As one might expect, my mother turned to her faith in an attempt to find strength in this trying time in her life. Much of this particular period of time is unclear on details, but I do recall when I actually told my mother of my disbelief (I didn’t know the word, “atheism”).
I was all of about thirteen, I guess. I was over at my father’s, on the phone with her. She hung up on me, and a few moments later, the phone rang. Rather than being my mother, it was her boyfriend at the time. He decided to lecture me because my mother was going on about how she was going to kill herself and repeating, “Where did I go wrong?” I got accused of deliberately trying to upset her, and I told her boyfriend that if all he had to say was abuse, then take it elsewhere, and I’d call my mother later when she’d calmed down.
Fast forward a few weeks. I returned to my mother’s place, since I’d been living there. I tried to bring up the topic of religion, but she’d never let me discuss it. She tried to pretend it was never said, and determined a few weeks later that I was going shopping for some new church clothes. I reasserted that I didn’t believe in God. She glared at me and snapped, “You’ll learn.”
In that instant, I saw naked horror and hatred. I’ve never seen anything like it from anyone, anywhere… and I don’t know if it’s solely because I refused to give in to what she wanted, because what I was saying was really that alien to her, or because of her disgust that something so “vile” should be said by the fruit of her own loins, so to speak. In that moment, I honestly didn’t think she loved me. By the same token, however, it also taught me one of the most important lessons I would ever learn: when in the grips of religious fervor, anyone can be an enemy.

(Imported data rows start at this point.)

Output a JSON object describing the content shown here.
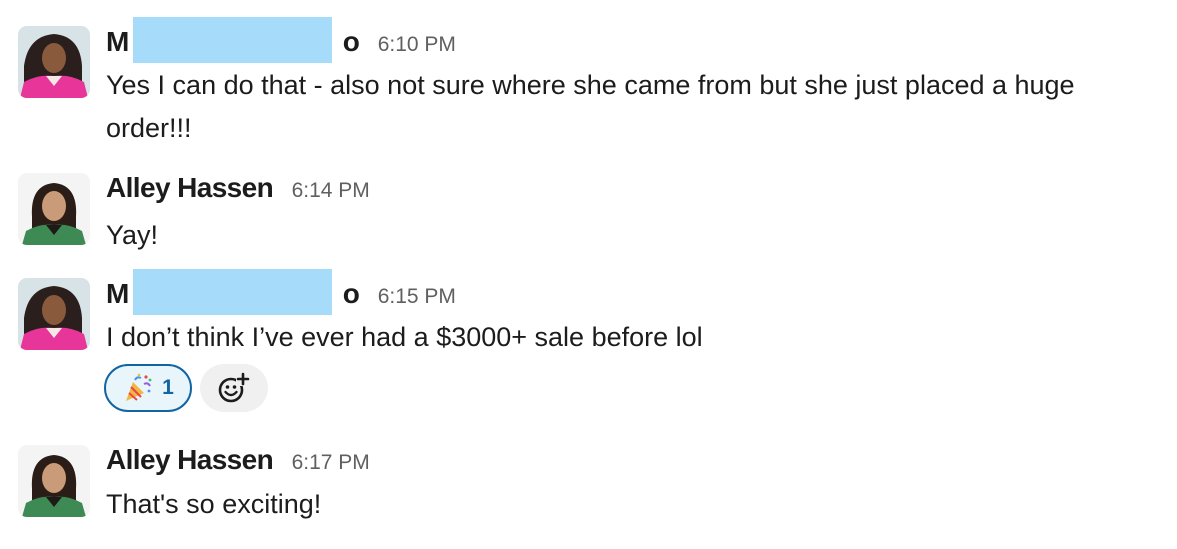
{
  "messages": [
    {
      "name_start": "M",
      "name_end": "o",
      "time": "6:10 PM",
      "text": "Yes I can do that - also not sure where she came from but she just placed a huge order!!!"
    },
    {
      "name": "Alley Hassen",
      "time": "6:14 PM",
      "text": "Yay!"
    },
    {
      "name_start": "M",
      "name_end": "o",
      "time": "6:15 PM",
      "text": "I don’t think I’ve ever had a $3000+ sale before lol",
      "reaction": {
        "emoji": "party-popper-icon",
        "count": "1"
      }
    },
    {
      "name": "Alley Hassen",
      "time": "6:17 PM",
      "text": "That's so exciting!"
    }
  ],
  "colors": {
    "redaction": "#a6dcf9",
    "reaction_border": "#1264a3",
    "reaction_bg": "#e8f5fa",
    "timestamp": "#616061"
  }
}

I hadn’t set out to upset her. I just wanted her to accept that I didn’t agree with her, and let that be that. As many of us know, however, that can never simply “be that.”
Such was the beginning of my life as an atheist in America.